> **What you should do**
Write out each record below exactly as it appears, with no pictures.

> **Data about app and page elements**
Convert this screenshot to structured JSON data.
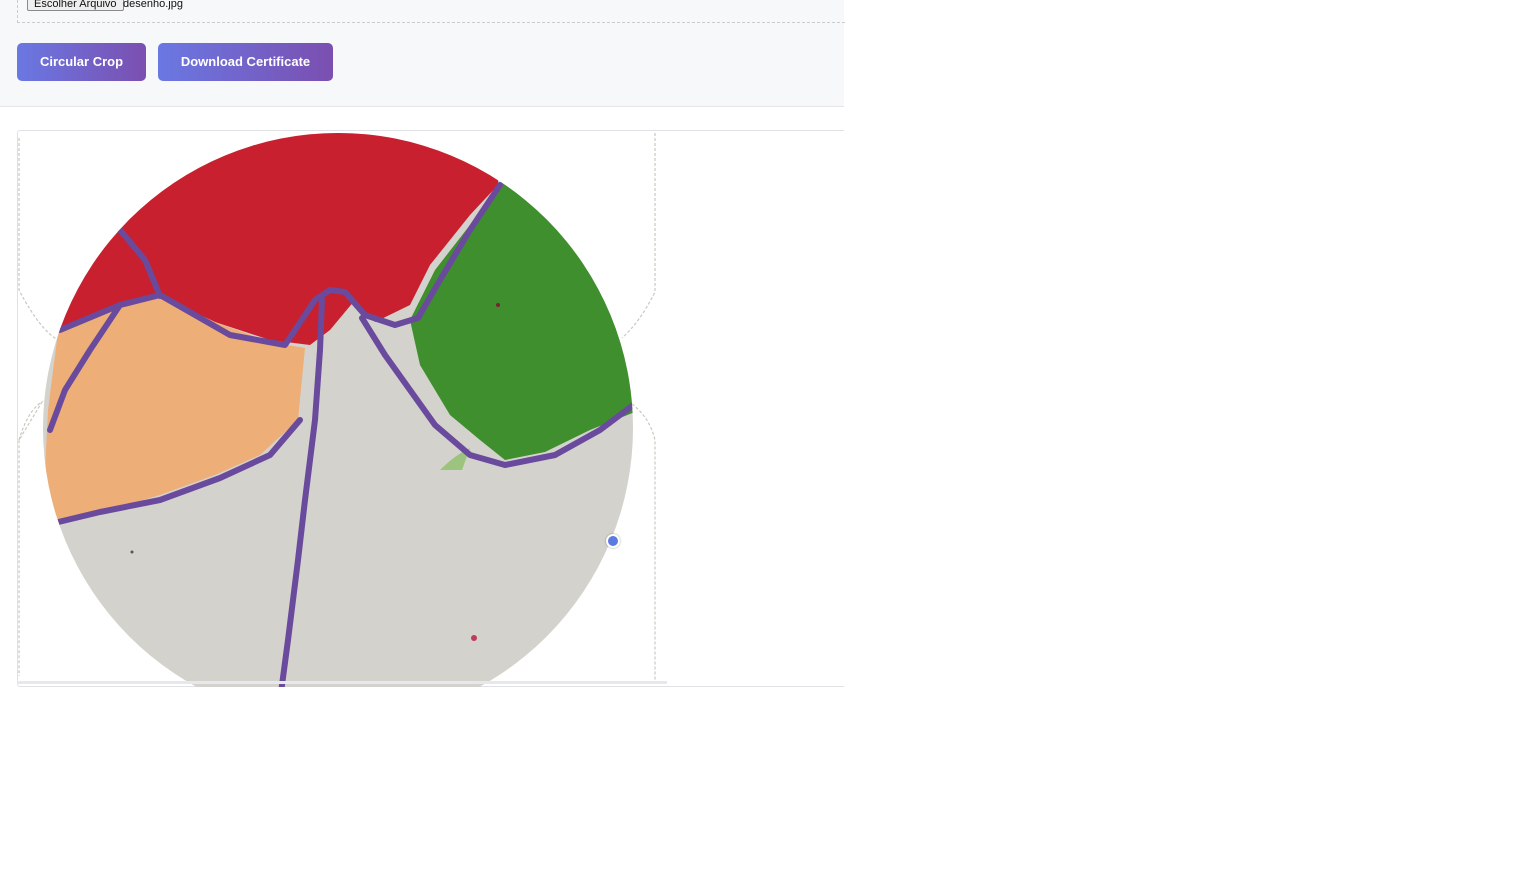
{
  "upload": {
    "button_label": "Escolher Arquivo",
    "file_name": "desenho.jpg"
  },
  "toolbar": {
    "crop_label": "Circular Crop",
    "download_label": "Download Certificate"
  },
  "colors": {
    "button_gradient_start": "#6a78e3",
    "button_gradient_end": "#7b4fb0",
    "handle": "#5b7be0"
  },
  "canvas": {
    "image_description_icon": "crayon-drawing",
    "crop_shape": "circle"
  }
}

> **Solution for this task**
Convert this screenshot to structured JSON data.
{
  "upload": {
    "button_label": "Escolher Arquivo",
    "file_name": "desenho.jpg"
  },
  "toolbar": {
    "crop_label": "Circular Crop",
    "download_label": "Download Certificate"
  },
  "colors": {
    "button_gradient_start": "#6a78e3",
    "button_gradient_end": "#7b4fb0",
    "handle": "#5b7be0"
  },
  "canvas": {
    "image_description_icon": "crayon-drawing",
    "crop_shape": "circle"
  }
}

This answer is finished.